▶ ASSIGNED TASK: Please give back the listing exactly as it reads.

Start of DATA SUPPLIED

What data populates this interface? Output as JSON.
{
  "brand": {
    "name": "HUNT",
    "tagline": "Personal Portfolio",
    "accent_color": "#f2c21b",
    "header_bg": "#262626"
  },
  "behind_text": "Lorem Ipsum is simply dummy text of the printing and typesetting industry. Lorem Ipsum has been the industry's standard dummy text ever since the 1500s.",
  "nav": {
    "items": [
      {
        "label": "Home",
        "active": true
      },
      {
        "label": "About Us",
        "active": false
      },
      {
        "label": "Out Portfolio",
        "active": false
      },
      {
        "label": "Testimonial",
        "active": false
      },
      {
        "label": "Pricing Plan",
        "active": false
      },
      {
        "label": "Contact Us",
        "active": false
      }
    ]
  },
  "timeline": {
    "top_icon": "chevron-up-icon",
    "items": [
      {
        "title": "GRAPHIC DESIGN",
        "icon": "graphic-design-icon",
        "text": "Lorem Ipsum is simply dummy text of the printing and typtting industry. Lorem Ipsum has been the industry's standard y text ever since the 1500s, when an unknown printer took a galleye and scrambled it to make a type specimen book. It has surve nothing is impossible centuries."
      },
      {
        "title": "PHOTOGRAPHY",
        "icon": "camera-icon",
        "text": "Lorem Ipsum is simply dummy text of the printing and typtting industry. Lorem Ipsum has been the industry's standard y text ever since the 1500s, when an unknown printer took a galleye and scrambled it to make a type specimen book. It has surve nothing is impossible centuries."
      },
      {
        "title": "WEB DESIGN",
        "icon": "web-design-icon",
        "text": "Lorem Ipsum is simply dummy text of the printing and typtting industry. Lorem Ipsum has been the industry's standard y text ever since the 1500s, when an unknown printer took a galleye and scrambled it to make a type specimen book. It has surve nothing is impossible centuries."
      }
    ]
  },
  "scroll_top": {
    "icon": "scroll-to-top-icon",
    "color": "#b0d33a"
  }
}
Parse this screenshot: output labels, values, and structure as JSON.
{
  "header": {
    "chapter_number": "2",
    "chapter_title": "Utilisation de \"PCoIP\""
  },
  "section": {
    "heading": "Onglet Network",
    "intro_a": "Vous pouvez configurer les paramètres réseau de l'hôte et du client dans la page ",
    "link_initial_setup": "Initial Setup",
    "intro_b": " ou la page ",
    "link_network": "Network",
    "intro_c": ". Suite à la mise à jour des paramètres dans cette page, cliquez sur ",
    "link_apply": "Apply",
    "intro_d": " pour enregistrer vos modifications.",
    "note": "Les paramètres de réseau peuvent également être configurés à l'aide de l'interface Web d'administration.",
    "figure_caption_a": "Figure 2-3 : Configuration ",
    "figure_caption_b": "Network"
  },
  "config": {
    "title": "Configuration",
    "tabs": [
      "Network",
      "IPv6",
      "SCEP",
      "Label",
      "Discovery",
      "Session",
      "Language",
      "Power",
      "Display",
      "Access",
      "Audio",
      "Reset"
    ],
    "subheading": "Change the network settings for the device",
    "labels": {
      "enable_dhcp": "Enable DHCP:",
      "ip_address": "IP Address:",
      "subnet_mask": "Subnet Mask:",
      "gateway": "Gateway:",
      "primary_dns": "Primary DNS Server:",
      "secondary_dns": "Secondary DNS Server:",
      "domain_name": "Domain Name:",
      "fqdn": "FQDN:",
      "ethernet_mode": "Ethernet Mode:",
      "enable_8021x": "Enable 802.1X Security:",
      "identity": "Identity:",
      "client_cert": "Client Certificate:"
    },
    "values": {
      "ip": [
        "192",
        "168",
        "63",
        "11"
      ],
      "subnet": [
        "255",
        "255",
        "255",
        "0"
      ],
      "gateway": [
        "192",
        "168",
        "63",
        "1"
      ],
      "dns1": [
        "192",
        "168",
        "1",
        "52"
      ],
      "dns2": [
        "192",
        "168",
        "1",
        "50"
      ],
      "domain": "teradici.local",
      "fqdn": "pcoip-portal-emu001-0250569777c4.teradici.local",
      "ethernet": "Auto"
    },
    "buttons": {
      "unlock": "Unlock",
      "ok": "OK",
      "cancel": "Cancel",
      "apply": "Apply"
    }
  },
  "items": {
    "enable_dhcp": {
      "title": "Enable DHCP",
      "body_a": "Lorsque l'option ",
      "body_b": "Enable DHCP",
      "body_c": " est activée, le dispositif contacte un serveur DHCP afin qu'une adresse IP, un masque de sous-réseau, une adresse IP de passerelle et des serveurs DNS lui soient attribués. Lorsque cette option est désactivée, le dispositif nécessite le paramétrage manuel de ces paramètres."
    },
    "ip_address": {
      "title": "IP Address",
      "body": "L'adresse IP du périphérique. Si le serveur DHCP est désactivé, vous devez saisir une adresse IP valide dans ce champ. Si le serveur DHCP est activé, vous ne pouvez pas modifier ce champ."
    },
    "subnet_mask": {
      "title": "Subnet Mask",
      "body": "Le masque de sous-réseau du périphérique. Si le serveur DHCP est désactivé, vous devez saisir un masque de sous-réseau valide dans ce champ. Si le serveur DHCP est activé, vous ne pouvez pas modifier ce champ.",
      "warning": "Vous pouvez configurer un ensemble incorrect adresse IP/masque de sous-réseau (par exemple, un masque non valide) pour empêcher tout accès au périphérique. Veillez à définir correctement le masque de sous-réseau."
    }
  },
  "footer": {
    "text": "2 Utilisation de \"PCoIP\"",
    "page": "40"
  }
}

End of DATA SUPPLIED

▶ COMPLETED EXERCISE:
What data populates this interface? Output as JSON.
{
  "brand": {
    "name": "HUNT",
    "tagline": "Personal Portfolio",
    "accent_color": "#f2c21b",
    "header_bg": "#262626"
  },
  "behind_text": "Lorem Ipsum is simply dummy text of the printing and typesetting industry. Lorem Ipsum has been the industry's standard dummy text ever since the 1500s.",
  "nav": {
    "items": [
      {
        "label": "Home",
        "active": true
      },
      {
        "label": "About Us",
        "active": false
      },
      {
        "label": "Out Portfolio",
        "active": false
      },
      {
        "label": "Testimonial",
        "active": false
      },
      {
        "label": "Pricing Plan",
        "active": false
      },
      {
        "label": "Contact Us",
        "active": false
      }
    ]
  },
  "timeline": {
    "top_icon": "chevron-up-icon",
    "items": [
      {
        "title": "GRAPHIC DESIGN",
        "icon": "graphic-design-icon",
        "text": "Lorem Ipsum is simply dummy text of the printing and typtting industry. Lorem Ipsum has been the industry's standard y text ever since the 1500s, when an unknown printer took a galleye and scrambled it to make a type specimen book. It has surve nothing is impossible centuries."
      },
      {
        "title": "PHOTOGRAPHY",
        "icon": "camera-icon",
        "text": "Lorem Ipsum is simply dummy text of the printing and typtting industry. Lorem Ipsum has been the industry's standard y text ever since the 1500s, when an unknown printer took a galleye and scrambled it to make a type specimen book. It has surve nothing is impossible centuries."
      },
      {
        "title": "WEB DESIGN",
        "icon": "web-design-icon",
        "text": "Lorem Ipsum is simply dummy text of the printing and typtting industry. Lorem Ipsum has been the industry's standard y text ever since the 1500s, when an unknown printer took a galleye and scrambled it to make a type specimen book. It has surve nothing is impossible centuries."
      }
    ]
  },
  "scroll_top": {
    "icon": "scroll-to-top-icon",
    "color": "#b0d33a"
  }
}
Parse this screenshot: output labels, values, and structure as JSON.
{
  "header": {
    "chapter_number": "2",
    "chapter_title": "Utilisation de \"PCoIP\""
  },
  "section": {
    "heading": "Onglet Network",
    "intro_a": "Vous pouvez configurer les paramètres réseau de l'hôte et du client dans la page ",
    "link_initial_setup": "Initial Setup",
    "intro_b": " ou la page ",
    "link_network": "Network",
    "intro_c": ". Suite à la mise à jour des paramètres dans cette page, cliquez sur ",
    "link_apply": "Apply",
    "intro_d": " pour enregistrer vos modifications.",
    "note": "Les paramètres de réseau peuvent également être configurés à l'aide de l'interface Web d'administration.",
    "figure_caption_a": "Figure 2-3 : Configuration ",
    "figure_caption_b": "Network"
  },
  "config": {
    "title": "Configuration",
    "tabs": [
      "Network",
      "IPv6",
      "SCEP",
      "Label",
      "Discovery",
      "Session",
      "Language",
      "Power",
      "Display",
      "Access",
      "Audio",
      "Reset"
    ],
    "subheading": "Change the network settings for the device",
    "labels": {
      "enable_dhcp": "Enable DHCP:",
      "ip_address": "IP Address:",
      "subnet_mask": "Subnet Mask:",
      "gateway": "Gateway:",
      "primary_dns": "Primary DNS Server:",
      "secondary_dns": "Secondary DNS Server:",
      "domain_name": "Domain Name:",
      "fqdn": "FQDN:",
      "ethernet_mode": "Ethernet Mode:",
      "enable_8021x": "Enable 802.1X Security:",
      "identity": "Identity:",
      "client_cert": "Client Certificate:"
    },
    "values": {
      "ip": [
        "192",
        "168",
        "63",
        "11"
      ],
      "subnet": [
        "255",
        "255",
        "255",
        "0"
      ],
      "gateway": [
        "192",
        "168",
        "63",
        "1"
      ],
      "dns1": [
        "192",
        "168",
        "1",
        "52"
      ],
      "dns2": [
        "192",
        "168",
        "1",
        "50"
      ],
      "domain": "teradici.local",
      "fqdn": "pcoip-portal-emu001-0250569777c4.teradici.local",
      "ethernet": "Auto"
    },
    "buttons": {
      "unlock": "Unlock",
      "ok": "OK",
      "cancel": "Cancel",
      "apply": "Apply"
    }
  },
  "items": {
    "enable_dhcp": {
      "title": "Enable DHCP",
      "body_a": "Lorsque l'option ",
      "body_b": "Enable DHCP",
      "body_c": " est activée, le dispositif contacte un serveur DHCP afin qu'une adresse IP, un masque de sous-réseau, une adresse IP de passerelle et des serveurs DNS lui soient attribués. Lorsque cette option est désactivée, le dispositif nécessite le paramétrage manuel de ces paramètres."
    },
    "ip_address": {
      "title": "IP Address",
      "body": "L'adresse IP du périphérique. Si le serveur DHCP est désactivé, vous devez saisir une adresse IP valide dans ce champ. Si le serveur DHCP est activé, vous ne pouvez pas modifier ce champ."
    },
    "subnet_mask": {
      "title": "Subnet Mask",
      "body": "Le masque de sous-réseau du périphérique. Si le serveur DHCP est désactivé, vous devez saisir un masque de sous-réseau valide dans ce champ. Si le serveur DHCP est activé, vous ne pouvez pas modifier ce champ.",
      "warning": "Vous pouvez configurer un ensemble incorrect adresse IP/masque de sous-réseau (par exemple, un masque non valide) pour empêcher tout accès au périphérique. Veillez à définir correctement le masque de sous-réseau."
    }
  },
  "footer": {
    "text": "2 Utilisation de \"PCoIP\"",
    "page": "40"
  }
}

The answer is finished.